2010 MazdaSpeed 3 will start smoothly only if revved before shutting off

mazda
mazdaspeed3

#1

My 2010 MazdaSpeed 3 (turbo charged, ~75K miles) will have difficulty starting after prolonged (>2hrs) sitting with engine off (no difference with changes in outside temperature). I would either have to crank for a very long time or crank multiple times (at least twice) before engine will turn on. No other problems (idle is smooth).

I have done simple maintenance (brand new K&N air filter, new spark plugs, new battery, MAF sensor cleaning). I took it to dealer and they have done extensive testing on fuel pump system with no luck. They recommended decarbonizing service ($150), made no difference.

Only pattern I’ve noticed is if I rev the engine before shutting off, even after sitting overnight, the engine will start right away without any problem. Modern fuel injection engine… Can’t figure it out.

I don’t know much about cars and any help would be much appreciated!


#2

Try this: Turn the key to the “on” position, then off. Then try to start it. It sounds like you aren’t getting proper fuel pressure at start-up.


#3

I agree, either improper fuel pressure or maybe a leaky injector.


#4

It worked! Without revving prior to turning off the engine. I turned to on position then off then car started right up. Does this mean my fuel pump needs to be replaced? In other words what are the possible causes of improper fuel pressure at startup? Thanks a bunch for your help!


#5

Actually to be more precise, the engine started up with a slight roughness.


#6

@Isaac Kim: The problem could be the pump, or something else could be causing the system to lose pressure overnight, such as a leaky injector. How’s your fuel economy? Is your check engine light on?


#7
Only pattern I've noticed is if I rev the engine before shutting off

About the only thing I can add is revving a turbo engine when you shut it off is really bad for the turbo.


#8

My fuel economy has not changed at about 25mpg. No check engine light.

What I don’t get is that the dealer told me an extensive testing on the fuel system was done with normal fuel pressure readings at: 1. ignition to on position with engine off, 2. residual fuel pressure after 5 min, 3. engine running at idle. I guess somehow I’m losing residual fuel pressure more than 5 minutes after ignition is put to off position.


#9

You need need to have it tested after it sits more than 2 hours. It’s either the pump or leaky injector. Find a good indy mechanic.


#10

Not an uncommon problem. The fuel rail is supposed to remain pressurized when you turn the engine off.
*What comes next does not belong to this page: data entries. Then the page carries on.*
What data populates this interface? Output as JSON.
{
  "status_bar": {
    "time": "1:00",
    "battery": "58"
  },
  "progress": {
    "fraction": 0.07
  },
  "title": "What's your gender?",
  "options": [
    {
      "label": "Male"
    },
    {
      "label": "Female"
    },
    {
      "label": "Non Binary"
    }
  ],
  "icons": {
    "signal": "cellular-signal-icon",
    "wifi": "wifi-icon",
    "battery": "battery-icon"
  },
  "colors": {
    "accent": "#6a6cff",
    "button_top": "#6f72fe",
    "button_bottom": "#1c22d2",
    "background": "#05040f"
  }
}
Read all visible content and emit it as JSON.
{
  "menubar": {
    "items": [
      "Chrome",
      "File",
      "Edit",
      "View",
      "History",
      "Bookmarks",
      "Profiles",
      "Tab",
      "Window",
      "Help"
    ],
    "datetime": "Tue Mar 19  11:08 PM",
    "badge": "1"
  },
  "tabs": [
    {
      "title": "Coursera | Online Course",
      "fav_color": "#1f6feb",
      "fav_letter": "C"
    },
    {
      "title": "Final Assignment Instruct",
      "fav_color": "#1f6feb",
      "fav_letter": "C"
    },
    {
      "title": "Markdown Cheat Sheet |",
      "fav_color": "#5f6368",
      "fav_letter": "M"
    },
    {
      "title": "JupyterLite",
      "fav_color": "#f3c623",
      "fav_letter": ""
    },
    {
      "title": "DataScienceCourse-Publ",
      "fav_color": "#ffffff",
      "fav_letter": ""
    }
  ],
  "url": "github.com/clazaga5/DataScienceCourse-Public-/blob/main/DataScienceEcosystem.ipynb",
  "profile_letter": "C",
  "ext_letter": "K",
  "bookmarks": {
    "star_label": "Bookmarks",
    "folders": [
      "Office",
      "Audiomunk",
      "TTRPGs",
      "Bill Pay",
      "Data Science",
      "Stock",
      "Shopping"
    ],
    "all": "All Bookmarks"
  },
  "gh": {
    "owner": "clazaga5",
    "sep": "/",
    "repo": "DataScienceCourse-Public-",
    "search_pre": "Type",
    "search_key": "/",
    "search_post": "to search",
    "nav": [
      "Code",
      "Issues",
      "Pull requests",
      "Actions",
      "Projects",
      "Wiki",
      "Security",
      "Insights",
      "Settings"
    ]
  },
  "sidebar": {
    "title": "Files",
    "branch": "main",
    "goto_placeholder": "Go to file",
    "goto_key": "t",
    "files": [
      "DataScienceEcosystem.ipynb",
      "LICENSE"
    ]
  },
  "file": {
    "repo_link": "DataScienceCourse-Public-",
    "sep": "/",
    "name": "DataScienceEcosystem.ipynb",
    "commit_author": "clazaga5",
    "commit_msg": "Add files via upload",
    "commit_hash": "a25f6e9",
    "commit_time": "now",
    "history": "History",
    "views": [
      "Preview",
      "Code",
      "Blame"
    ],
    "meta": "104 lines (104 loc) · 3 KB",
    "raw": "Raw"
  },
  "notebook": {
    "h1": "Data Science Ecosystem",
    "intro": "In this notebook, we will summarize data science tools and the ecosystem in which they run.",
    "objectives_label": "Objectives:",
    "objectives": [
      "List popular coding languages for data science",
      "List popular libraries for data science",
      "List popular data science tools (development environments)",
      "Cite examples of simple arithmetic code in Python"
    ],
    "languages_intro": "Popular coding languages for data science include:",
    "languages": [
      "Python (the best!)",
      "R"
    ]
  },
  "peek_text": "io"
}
It is sort of like a balloon with ports at each end. A good balloon, you pump it up and it stays pumped up, right? Yours is leaking somehow or the other. One end of the fuel rail is the fuel pump, which has a check valve which prevents the pressure from leaking back into the gas tank. The other end are the fuel injectors, which are not supposed to leak even a drop with the engine off. On a 2010 I’d suspect the check valve first. Usually the check valve is part of the pump assembly.


#11

Arrg! I’m so frustrated. Another $130 in diagnostics at the dealer with no diagnosis. They swear the fuel pressure holds after prolonged (~2-3hr) time with engine off. I do know that this issue is somewhat intermittent. Only reason I keep going back to dealer is I want this covered by my extended warranty since this is a certified owned car… Any advice? Do I need to just ride until this becomes a more permanent problem? I only have about 3,000 miles to go until warranty runs out…


#12

Is it hard to start (normal - no double keying) every time after sitting overnight? Has it sat overnight at the dealer for them to witness this?


#13

I doubt that too many vehicles actually hold their fuel pressure overnight. They should, however, remain full of fuel. Thus re-pressurization is rather immediate when you turn the key. Even so the pressure can certainly hold for a very long time. Perhaps it would be worth it to buy a fuel pressure gauge (though some auto parts stores have them in loaner tool programs). and do some checking yourself.

I can tell you that on my own car (which is much older and not a Mazda), the last time I checked if the car is fully up to temperature the residual fuels pressure bleeds of pretty rapidly. In hot weather it will have rough hot re-starts. But if I just check it while cold, the residual fuel pressure holds quite well. In neither case will it hold completely over night. But I don’t have any cold restart problems. Perhaps the shop has only checked it all while cold.

You did say that you tried the key on - then off - then start and it started but roughly. The next time, do the key on - off several times. Minimum of 3 or perhaps 1/2 doz to be sure. With a fuel pressure gauge on it you can actually watch what kind of pressure it gets on each turn. (From zero pressure after sitting overnight, mine doesn’t max out until the 3rd time). If a series of on-off key turns gets it to start right up smoothly, then I’d be quite confident that it is a residual fuel issue and you are ending up with a dry fuel rail. (and obviously no pressure). That’s often from a bad check valve - but obviously not bad enough to show up on routine checks.


#14

I had an old vehicle that did this and I just built the new starting protocol into my morning routine.